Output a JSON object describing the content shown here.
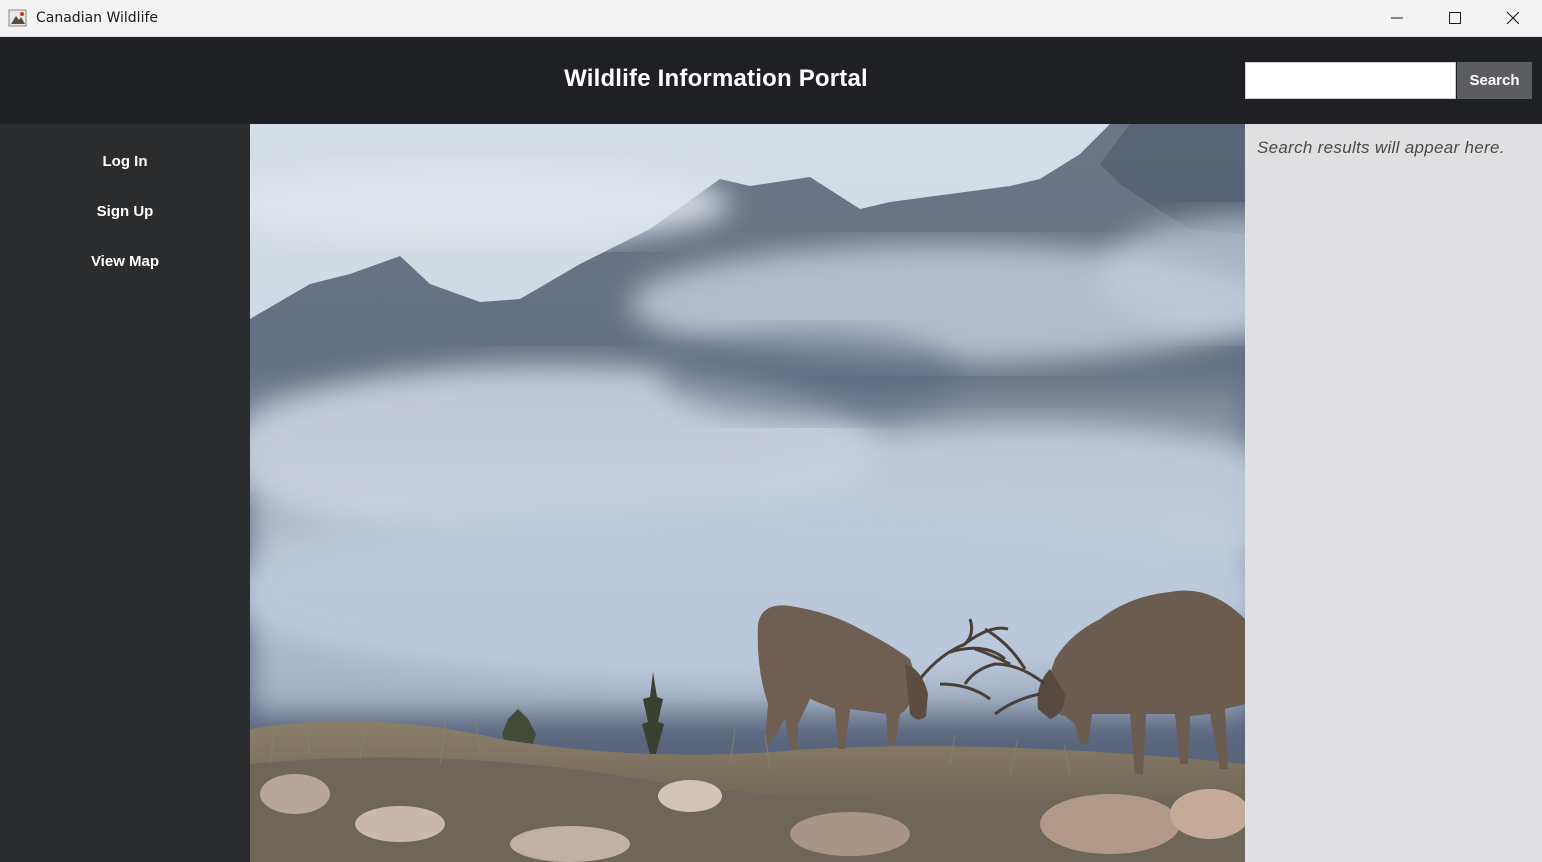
{
  "window": {
    "title": "Canadian Wildlife",
    "icons": [
      "app-icon",
      "minimize-icon",
      "maximize-icon",
      "close-icon"
    ]
  },
  "header": {
    "title": "Wildlife Information Portal",
    "search": {
      "value": "",
      "placeholder": "",
      "button_label": "Search"
    },
    "background_color": "#1f2023"
  },
  "sidebar": {
    "items": [
      {
        "label": "Log In"
      },
      {
        "label": "Sign Up"
      },
      {
        "label": "View Map"
      }
    ],
    "background_color": "#2b2c2e"
  },
  "main": {
    "image_subject": "two elk sparring in front of misty mountains"
  },
  "results_panel": {
    "text": "Search results will appear here.",
    "background_color": "#e0e0e3"
  }
}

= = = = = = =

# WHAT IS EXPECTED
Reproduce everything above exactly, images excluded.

# RESPONSE BELOW
Output a JSON object describing the content shown here.
{
  "window": {
    "title": "Canadian Wildlife",
    "icons": [
      "app-icon",
      "minimize-icon",
      "maximize-icon",
      "close-icon"
    ]
  },
  "header": {
    "title": "Wildlife Information Portal",
    "search": {
      "value": "",
      "placeholder": "",
      "button_label": "Search"
    },
    "background_color": "#1f2023"
  },
  "sidebar": {
    "items": [
      {
        "label": "Log In"
      },
      {
        "label": "Sign Up"
      },
      {
        "label": "View Map"
      }
    ],
    "background_color": "#2b2c2e"
  },
  "main": {
    "image_subject": "two elk sparring in front of misty mountains"
  },
  "results_panel": {
    "text": "Search results will appear here.",
    "background_color": "#e0e0e3"
  }
}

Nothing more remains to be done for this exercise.